_ACTIVITY_:
Identify, in the records below, every line where the string "this" appears, and copy each such line.

_INPUT DATA_:

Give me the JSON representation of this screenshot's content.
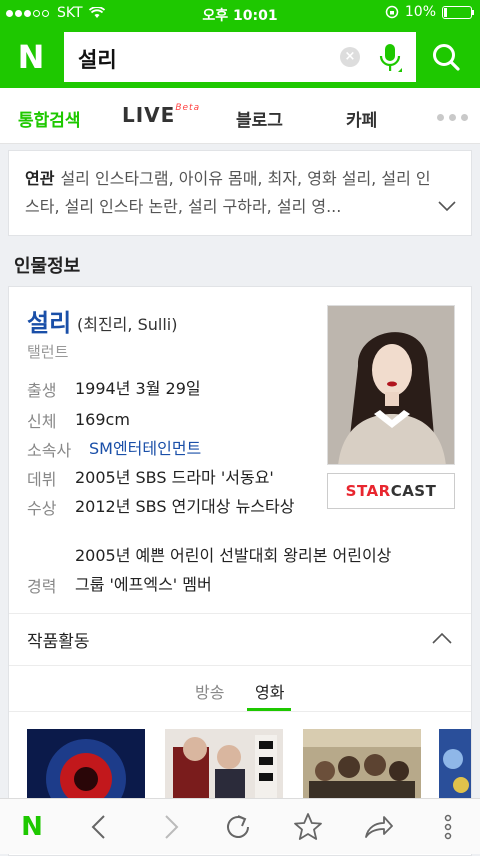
{
  "status": {
    "carrier": "SKT",
    "time": "오후 10:01",
    "battery": "10%",
    "battery_level": 0.1
  },
  "search": {
    "query": "설리",
    "clear_symbol": "×",
    "logo": "N"
  },
  "tabs": [
    {
      "label": "통합검색",
      "active": true
    },
    {
      "label": "LIVE",
      "badge": "Beta"
    },
    {
      "label": "블로그"
    },
    {
      "label": "카페"
    }
  ],
  "related": {
    "heading": "연관",
    "text": "설리 인스타그램, 아이유 몸매, 최자, 영화 설리, 설리 인스타, 설리 인스타 논란, 설리 구하라, 설리 영..."
  },
  "section_title": "인물정보",
  "person": {
    "name": "설리",
    "alias": "(최진리, Sulli)",
    "job": "탤런트",
    "rows": [
      {
        "key": "출생",
        "value": "1994년 3월 29일"
      },
      {
        "key": "신체",
        "value": "169cm"
      },
      {
        "key": "소속사",
        "value": "SM엔터테인먼트"
      },
      {
        "key": "데뷔",
        "value": "2005년 SBS 드라마 '서동요'"
      },
      {
        "key": "수상",
        "value": "2012년 SBS 연기대상 뉴스타상",
        "value2": "2005년 예쁜 어린이 선발대회 왕리본 어린이상"
      },
      {
        "key": "경력",
        "value": "그룹 '에프엑스' 멤버"
      }
    ],
    "starcast": {
      "red": "STAR",
      "dark": "CAST"
    }
  },
  "works": {
    "title": "작품활동",
    "subtabs": [
      {
        "label": "방송"
      },
      {
        "label": "영화",
        "active": true
      }
    ]
  },
  "colors": {
    "brand": "#1ec800",
    "link": "#1a4fa8",
    "starcast_red": "#e8262f"
  },
  "icons": {
    "status": [
      "signal-dots-icon",
      "wifi-icon",
      "rotation-lock-icon",
      "battery-icon"
    ],
    "search": [
      "naver-logo-icon",
      "clear-icon",
      "mic-icon",
      "search-icon"
    ],
    "bottom": [
      "naver-home-icon",
      "back-icon",
      "forward-icon",
      "refresh-icon",
      "bookmark-star-icon",
      "share-icon",
      "more-icon"
    ]
  }
}
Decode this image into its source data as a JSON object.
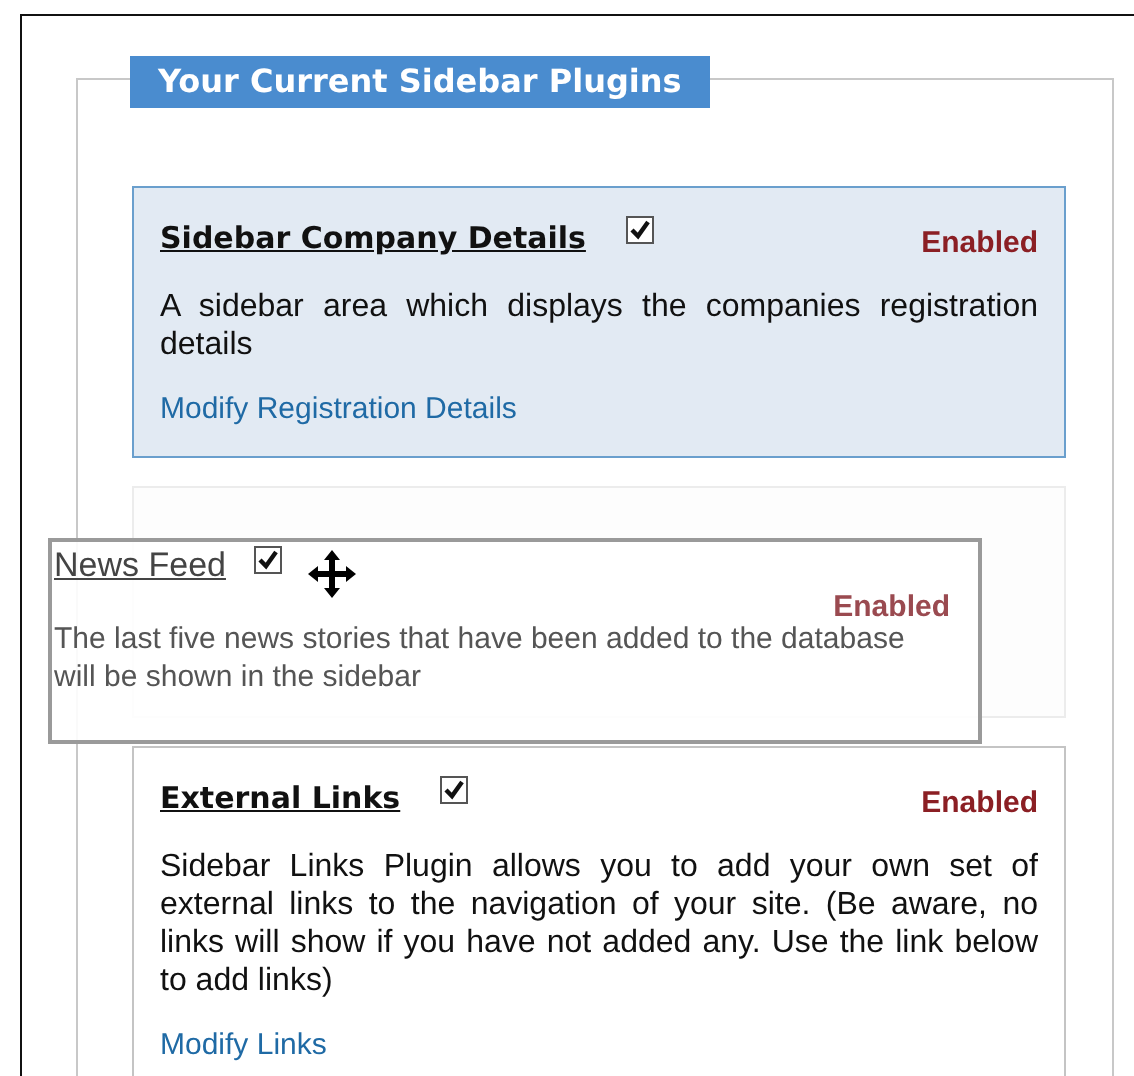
{
  "panel": {
    "title": "Your Current Sidebar Plugins"
  },
  "plugins": [
    {
      "kind": "plugin",
      "name": "Sidebar Company Details",
      "checked": true,
      "status": "Enabled",
      "description": "A sidebar area which displays the companies registration details",
      "link": "Modify Registration Details",
      "selected": true
    },
    {
      "kind": "placeholder"
    },
    {
      "kind": "plugin",
      "name": "External Links",
      "checked": true,
      "status": "Enabled",
      "description": "Sidebar Links Plugin allows you to add your own set of external links to the navigation of your site. (Be aware, no links will show if you have not added any. Use the link below to add links)",
      "link": "Modify Links",
      "selected": false
    }
  ],
  "dragged": {
    "name": "News Feed",
    "checked": true,
    "status": "Enabled",
    "description": "The last five news stories that have been added to the database will be shown in the sidebar"
  }
}
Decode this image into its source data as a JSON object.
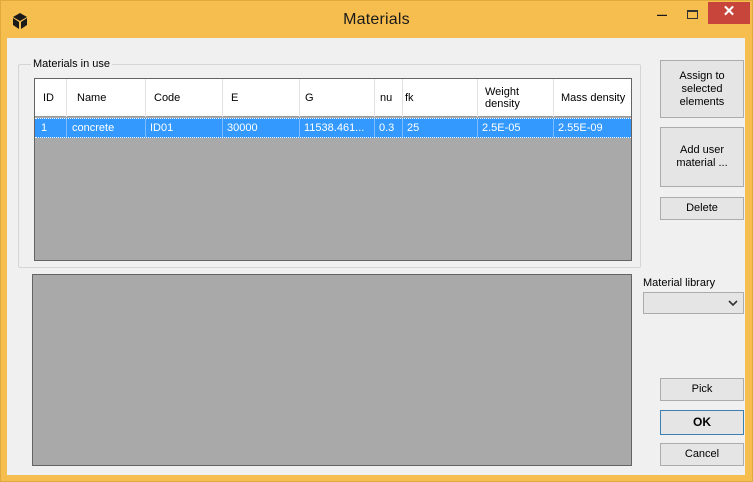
{
  "window": {
    "title": "Materials",
    "close_glyph": "✕",
    "minimize_glyph": "–"
  },
  "materials_group": {
    "legend": "Materials in use",
    "columns": [
      "ID",
      "Name",
      "Code",
      "E",
      "G",
      "nu",
      "fk",
      "Weight density",
      "Mass density"
    ],
    "rows": [
      {
        "id": "1",
        "name": "concrete",
        "code": "ID01",
        "e": "30000",
        "g": "11538.461...",
        "nu": "0.3",
        "fk": "25",
        "weight_density": "2.5E-05",
        "mass_density": "2.55E-09",
        "selected": true
      }
    ]
  },
  "buttons": {
    "assign": "Assign to selected elements",
    "add_user": "Add user material ...",
    "delete": "Delete",
    "pick": "Pick",
    "ok": "OK",
    "cancel": "Cancel"
  },
  "library": {
    "label": "Material library",
    "selected_value": "",
    "icon": "chevron-down-icon"
  },
  "colors": {
    "title_bar": "#f6be4f",
    "close_button": "#c7453a",
    "selection": "#3399ff",
    "grid_background": "#a9a9a9"
  }
}
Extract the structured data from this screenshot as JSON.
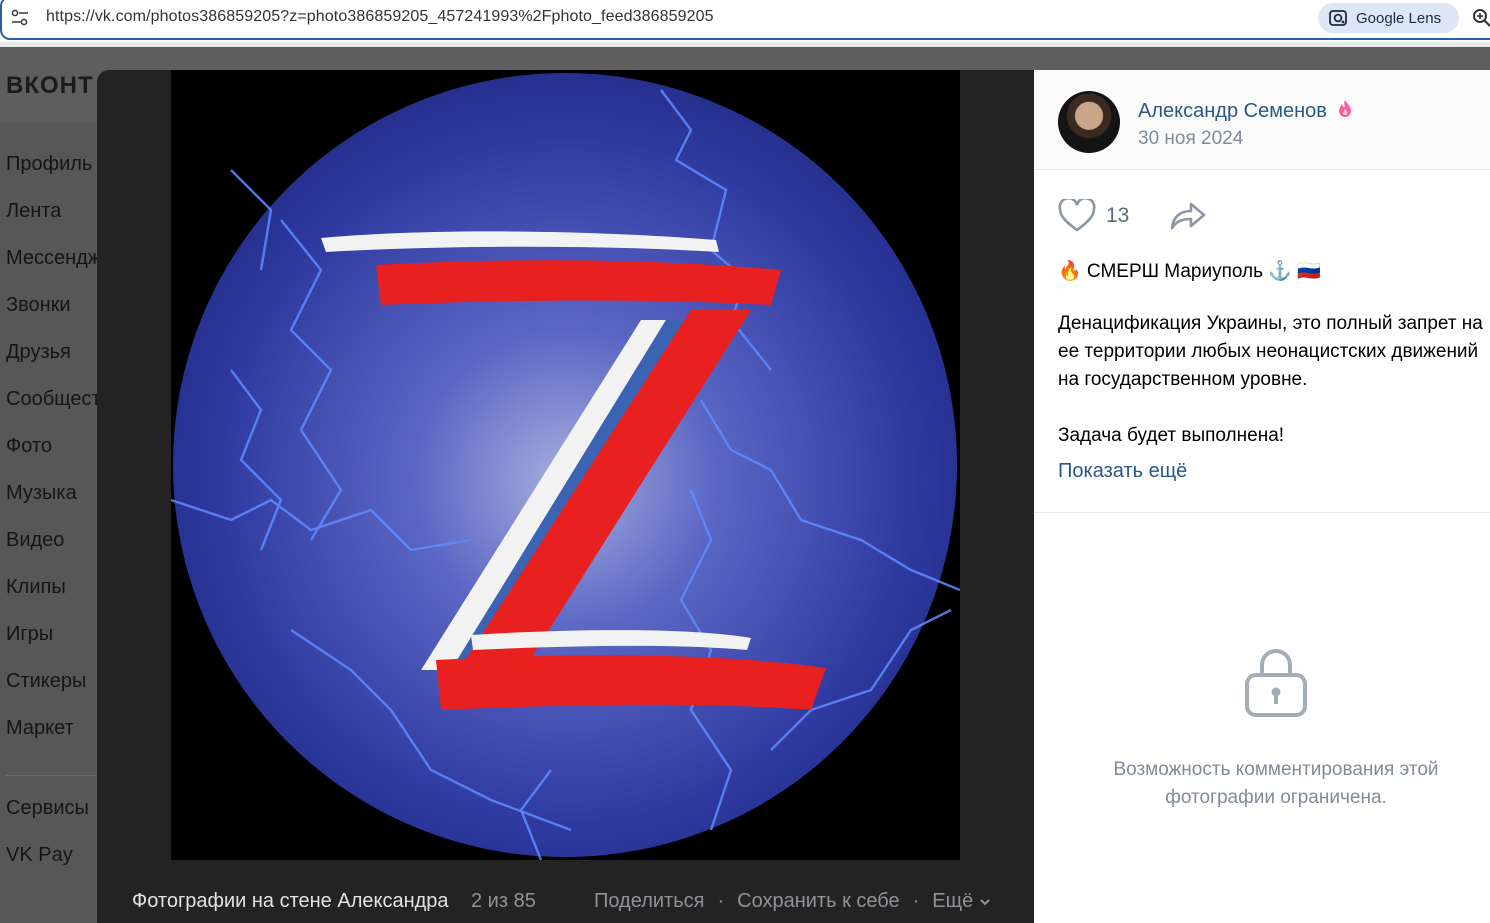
{
  "browser": {
    "url": "https://vk.com/photos386859205?z=photo386859205_457241993%2Fphoto_feed386859205",
    "lens_label": "Google Lens"
  },
  "vk": {
    "logo": "ВКОНТ",
    "nav": [
      "Профиль",
      "Лента",
      "Мессендж",
      "Звонки",
      "Друзья",
      "Сообщест",
      "Фото",
      "Музыка",
      "Видео",
      "Клипы",
      "Игры",
      "Стикеры",
      "Маркет"
    ],
    "nav2": [
      "Сервисы",
      "VK Pay"
    ]
  },
  "viewer": {
    "album_title": "Фотографии на стене Александра",
    "counter": "2 из 85",
    "share": "Поделиться",
    "save": "Сохранить к себе",
    "more": "Ещё",
    "separator": "·"
  },
  "post": {
    "author": "Александр Семенов",
    "date": "30 ноя 2024",
    "likes": "13",
    "title": "🔥 СМЕРШ Мариуполь ⚓ 🇷🇺",
    "text": "Денацификация Украины, это полный запрет на ее территории любых неонацистских движений на государственном уровне.\n\nЗадача будет выполнена!",
    "show_more": "Показать ещё",
    "comments_restricted": "Возможность комментирования этой фотографии ограничена."
  },
  "colors": {
    "link": "#2a5885",
    "muted": "#818c99",
    "viewer_bg": "#232323",
    "flag_white": "#f2f2f2",
    "flag_blue": "#3b63b4",
    "flag_red": "#e8201f"
  },
  "icons": {
    "tune": "tune-icon",
    "lens": "google-lens-icon",
    "zoom": "zoom-icon",
    "like": "heart-icon",
    "share": "share-arrow-icon",
    "lock": "lock-icon",
    "more": "chevron-down-icon"
  }
}
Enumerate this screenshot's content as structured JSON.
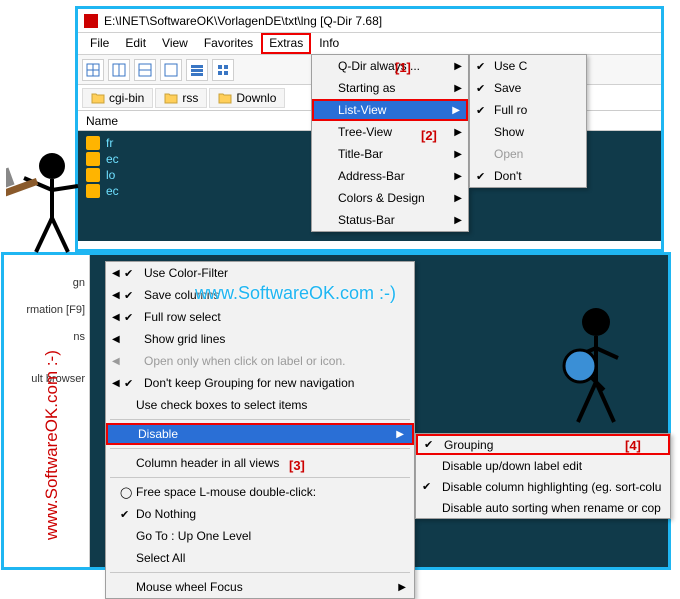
{
  "window": {
    "title": "E:\\INET\\SoftwareOK\\VorlagenDE\\txt\\lng  [Q-Dir 7.68]"
  },
  "menubar": [
    "File",
    "Edit",
    "View",
    "Favorites",
    "Extras",
    "Info"
  ],
  "tabs": [
    "cgi-bin",
    "rss",
    "Downlo"
  ],
  "column_header": "Name",
  "files": [
    "fr",
    "ec",
    "lo",
    "ec"
  ],
  "dd1": {
    "items": [
      "Q-Dir always ...",
      "Starting as",
      "List-View",
      "Tree-View",
      "Title-Bar",
      "Address-Bar",
      "Colors & Design",
      "Status-Bar"
    ],
    "highlight_index": 2
  },
  "dd2": {
    "items": [
      {
        "label": "Use C",
        "check": true
      },
      {
        "label": "Save",
        "check": true
      },
      {
        "label": "Full ro",
        "check": true
      },
      {
        "label": "Show",
        "check": false
      },
      {
        "label": "Open",
        "check": false,
        "disabled": true
      },
      {
        "label": "Don't",
        "check": true
      }
    ]
  },
  "frame2_left": [
    "",
    "gn",
    "rmation  [F9]",
    "ns",
    "",
    "ult browser"
  ],
  "dd3": {
    "items": [
      {
        "label": "Use Color-Filter",
        "check": true,
        "arrow": true
      },
      {
        "label": "Save columns",
        "check": true,
        "arrow": true
      },
      {
        "label": "Full row select",
        "check": true,
        "arrow": true
      },
      {
        "label": "Show grid lines",
        "arrow": true
      },
      {
        "label": "Open only when click on label or icon.",
        "disabled": true,
        "arrow": true
      },
      {
        "label": "Don't keep Grouping for new navigation",
        "check": true,
        "arrow": true
      },
      {
        "label": "Use check boxes to select items"
      },
      {
        "sep": true
      },
      {
        "label": "Disable",
        "hl": true,
        "arrow_right": true
      },
      {
        "sep": true
      },
      {
        "label": "Column header in all views"
      },
      {
        "sep": true
      },
      {
        "label": "Free space L-mouse double-click:",
        "radio": true
      },
      {
        "label": "Do Nothing",
        "check": true
      },
      {
        "label": "Go To : Up One Level"
      },
      {
        "label": "Select All"
      },
      {
        "sep": true
      },
      {
        "label": "Mouse wheel Focus",
        "arrow_right": true
      }
    ]
  },
  "dd4": {
    "items": [
      {
        "label": "Grouping",
        "check": true,
        "hl": true
      },
      {
        "label": "Disable up/down label edit"
      },
      {
        "label": "Disable column highlighting (eg. sort-colu",
        "check": true
      },
      {
        "label": "Disable auto sorting when rename or cop"
      }
    ]
  },
  "annotations": {
    "a1": "[1]",
    "a2": "[2]",
    "a3": "[3]",
    "a4": "[4]"
  },
  "watermark": "www.SoftwareOK.com :-)"
}
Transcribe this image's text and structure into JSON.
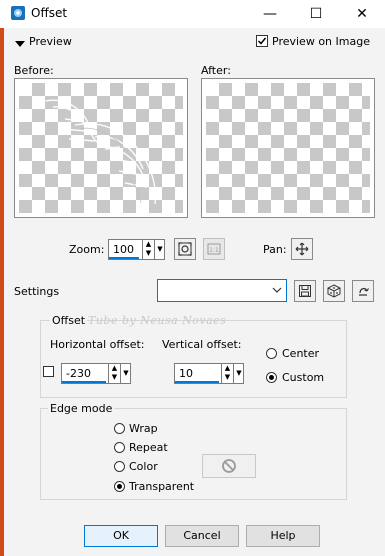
{
  "window": {
    "title": "Offset",
    "minimize_glyph": "—",
    "maximize_glyph": "☐",
    "close_glyph": "✕"
  },
  "preview": {
    "toggle_label": "Preview",
    "preview_on_image_label": "Preview on Image",
    "preview_on_image_checked": true,
    "before_label": "Before:",
    "after_label": "After:",
    "zoom_label": "Zoom:",
    "zoom_value": "100",
    "pan_label": "Pan:"
  },
  "settings": {
    "label": "Settings",
    "preset_value": ""
  },
  "offset": {
    "group_label": "Offset",
    "watermark": "Tube by Neusa Novaes",
    "horizontal_label": "Horizontal offset:",
    "horizontal_value": "-230",
    "vertical_label": "Vertical offset:",
    "vertical_value": "10",
    "center_label": "Center",
    "custom_label": "Custom",
    "selected": "Custom"
  },
  "edge_mode": {
    "group_label": "Edge mode",
    "options": [
      "Wrap",
      "Repeat",
      "Color",
      "Transparent"
    ],
    "selected": "Transparent"
  },
  "buttons": {
    "ok": "OK",
    "cancel": "Cancel",
    "help": "Help"
  },
  "icons": {
    "app": "app-icon",
    "zoom_fit": "zoom-fit-icon",
    "zoom_actual": "zoom-actual-icon",
    "pan": "pan-move-icon",
    "save_preset": "save-preset-icon",
    "random": "dice-icon",
    "reset": "reset-icon",
    "no_color": "no-color-icon"
  },
  "colors": {
    "accent": "#0078d7",
    "checker": "#c8c8c8",
    "window_edge": "#d14a1c"
  }
}
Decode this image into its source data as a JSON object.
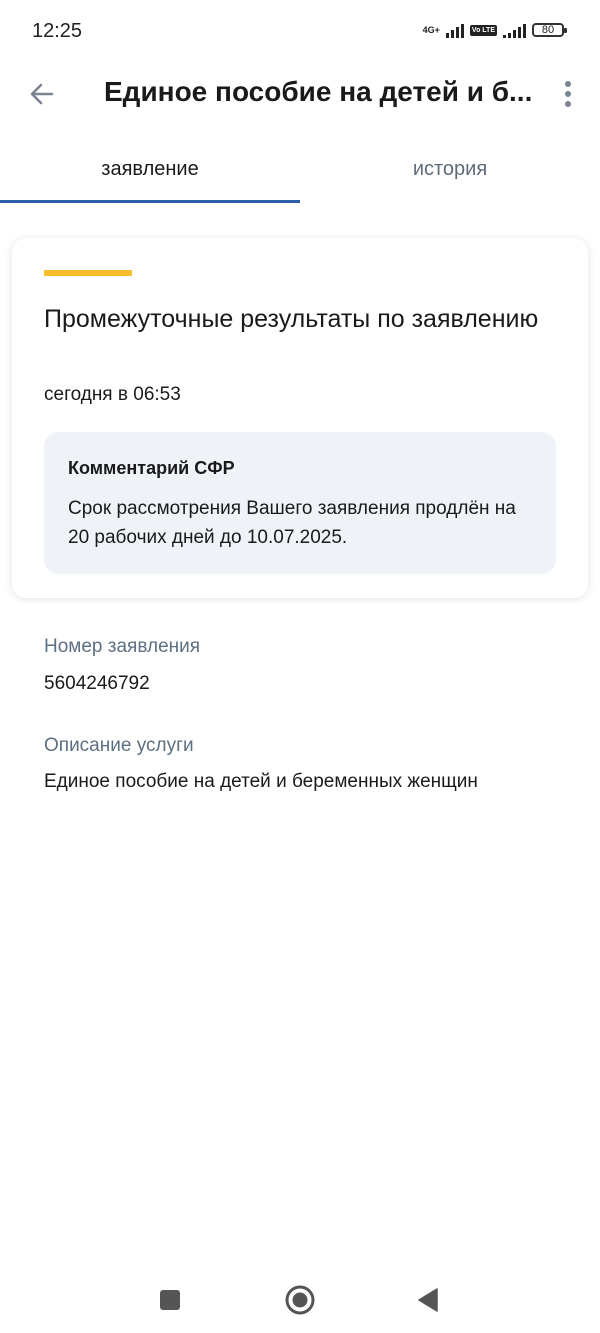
{
  "status_bar": {
    "time": "12:25",
    "network": "4G+",
    "volte": "Vo LTE",
    "battery": "80"
  },
  "app_bar": {
    "title": "Единое пособие на детей и б..."
  },
  "tabs": [
    {
      "label": "заявление",
      "active": true
    },
    {
      "label": "история",
      "active": false
    }
  ],
  "card": {
    "title": "Промежуточные результаты по заявлению",
    "date": "сегодня в 06:53",
    "comment": {
      "title": "Комментарий СФР",
      "text": "Срок рассмотрения Вашего заявления продлён на 20 рабочих дней до 10.07.2025."
    }
  },
  "application_number": {
    "label": "Номер заявления",
    "value": "5604246792"
  },
  "service_description": {
    "label": "Описание услуги",
    "value": "Единое пособие на детей и беременных женщин"
  },
  "colors": {
    "accent_yellow": "#f7bd2a",
    "tab_indicator": "#2a5ea8",
    "label_gray": "#5d6f83",
    "comment_bg": "#eff3f8"
  },
  "icons": {
    "back": "arrow-left-icon",
    "more": "more-vertical-icon",
    "nav_recents": "square-icon",
    "nav_home": "circle-icon",
    "nav_back": "triangle-left-icon"
  }
}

_EXERCISE SOLUTION_:
Give me the JSON representation of this screenshot's content.
Decode this image into its source data as a JSON object.
Decode this image into its source data as a JSON object.
Extract the structured data from this screenshot as JSON.
Enumerate this screenshot's content as structured JSON.
Transcribe this image's text and structure into JSON.
Decode this image into its source data as a JSON object.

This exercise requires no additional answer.